Sharifah: After we were done and the staff were sending us off, I was also offered a ride back home, but I said, "No, thank you. I'll get my boyfriend to pick me up because he's in the area." When the other candidate left, I had the chance to talk directly and alone with Yasmin. It's clever, right [smiles]? So I sat down with her and just asked her questions; about Orked, her family, how Yasmin came up with this story and script, and also why we don't see more stories like this. We just kept chatting, and I guess we formed a bond then.

When my boyfriend came to pick me up and as I was walking over to the car she said, "Goodbye." I looked back and replied, "If you want to make a good movie, pick me," then climbed into the car. Immediately, I was like, "What did I just say!?" and was so embarrassed. But years down the line, it became our joke. But later she told me that that was what made her choose me for the part; my grit, the nerves to even say what I said, my desires to get what I want apparently reminded her of a time when she was young—a person just eager to tell a story. I can't explain it well, but for some reason she approved of me, and the rest is history. But what an egotistical remark, "If you want a good movie, pick me." Whew!
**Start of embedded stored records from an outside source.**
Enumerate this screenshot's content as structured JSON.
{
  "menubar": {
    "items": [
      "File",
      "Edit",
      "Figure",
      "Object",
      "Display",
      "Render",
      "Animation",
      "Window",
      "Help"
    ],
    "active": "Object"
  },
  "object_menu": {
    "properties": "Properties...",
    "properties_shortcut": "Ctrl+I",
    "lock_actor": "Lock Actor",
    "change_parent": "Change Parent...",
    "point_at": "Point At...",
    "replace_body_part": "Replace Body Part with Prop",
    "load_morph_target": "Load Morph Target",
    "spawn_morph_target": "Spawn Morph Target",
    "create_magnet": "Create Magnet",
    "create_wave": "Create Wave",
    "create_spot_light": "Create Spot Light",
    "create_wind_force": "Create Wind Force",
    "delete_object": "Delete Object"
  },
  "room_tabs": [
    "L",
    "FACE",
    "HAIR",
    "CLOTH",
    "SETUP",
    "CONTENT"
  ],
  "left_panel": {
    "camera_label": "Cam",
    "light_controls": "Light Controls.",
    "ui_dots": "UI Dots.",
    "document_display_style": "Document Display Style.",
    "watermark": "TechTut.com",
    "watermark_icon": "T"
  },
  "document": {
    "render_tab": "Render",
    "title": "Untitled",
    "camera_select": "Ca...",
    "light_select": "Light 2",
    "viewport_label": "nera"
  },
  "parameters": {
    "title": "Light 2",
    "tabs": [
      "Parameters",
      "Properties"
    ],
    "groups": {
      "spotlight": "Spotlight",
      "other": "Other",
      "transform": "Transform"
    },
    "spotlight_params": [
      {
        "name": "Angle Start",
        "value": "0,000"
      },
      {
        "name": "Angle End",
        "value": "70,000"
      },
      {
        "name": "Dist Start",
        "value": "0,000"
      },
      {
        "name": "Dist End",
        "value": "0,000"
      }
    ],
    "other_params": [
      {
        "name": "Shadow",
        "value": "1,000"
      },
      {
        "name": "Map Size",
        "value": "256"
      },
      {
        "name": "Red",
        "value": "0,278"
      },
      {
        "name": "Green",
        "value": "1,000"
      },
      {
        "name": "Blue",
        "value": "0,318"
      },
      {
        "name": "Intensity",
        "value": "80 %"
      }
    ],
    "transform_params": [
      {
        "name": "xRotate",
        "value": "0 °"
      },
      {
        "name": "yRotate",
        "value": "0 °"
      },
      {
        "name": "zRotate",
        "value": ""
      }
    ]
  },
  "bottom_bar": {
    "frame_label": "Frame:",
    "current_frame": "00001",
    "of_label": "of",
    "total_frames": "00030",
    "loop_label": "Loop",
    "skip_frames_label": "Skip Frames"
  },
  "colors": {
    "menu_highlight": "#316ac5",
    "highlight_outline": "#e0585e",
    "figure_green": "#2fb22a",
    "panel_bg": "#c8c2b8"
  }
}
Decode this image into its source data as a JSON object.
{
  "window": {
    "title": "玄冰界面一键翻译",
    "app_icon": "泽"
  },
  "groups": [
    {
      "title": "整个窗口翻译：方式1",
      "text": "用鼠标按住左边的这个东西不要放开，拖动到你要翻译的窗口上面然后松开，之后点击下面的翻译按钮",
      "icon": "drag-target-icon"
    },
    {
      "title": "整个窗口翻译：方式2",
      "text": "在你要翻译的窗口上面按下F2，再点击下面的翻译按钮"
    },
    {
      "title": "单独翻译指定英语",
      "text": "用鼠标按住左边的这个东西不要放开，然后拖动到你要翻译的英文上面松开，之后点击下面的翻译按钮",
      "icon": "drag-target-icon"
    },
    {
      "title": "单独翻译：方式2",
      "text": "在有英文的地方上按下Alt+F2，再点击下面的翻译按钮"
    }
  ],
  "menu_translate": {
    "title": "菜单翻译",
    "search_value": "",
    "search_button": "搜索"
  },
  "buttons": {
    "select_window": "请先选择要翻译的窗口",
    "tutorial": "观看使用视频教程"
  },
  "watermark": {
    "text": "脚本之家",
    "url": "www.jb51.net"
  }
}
I wonder what would have happened if it didn't work out [laughs]?

Ishizaka: It truly was fate for you.

Sharifah: Yes, that's what we called it. Looking back, there were a lot of things that I think was fate; we did not force anything, we just saw the signs and gravitated towards it.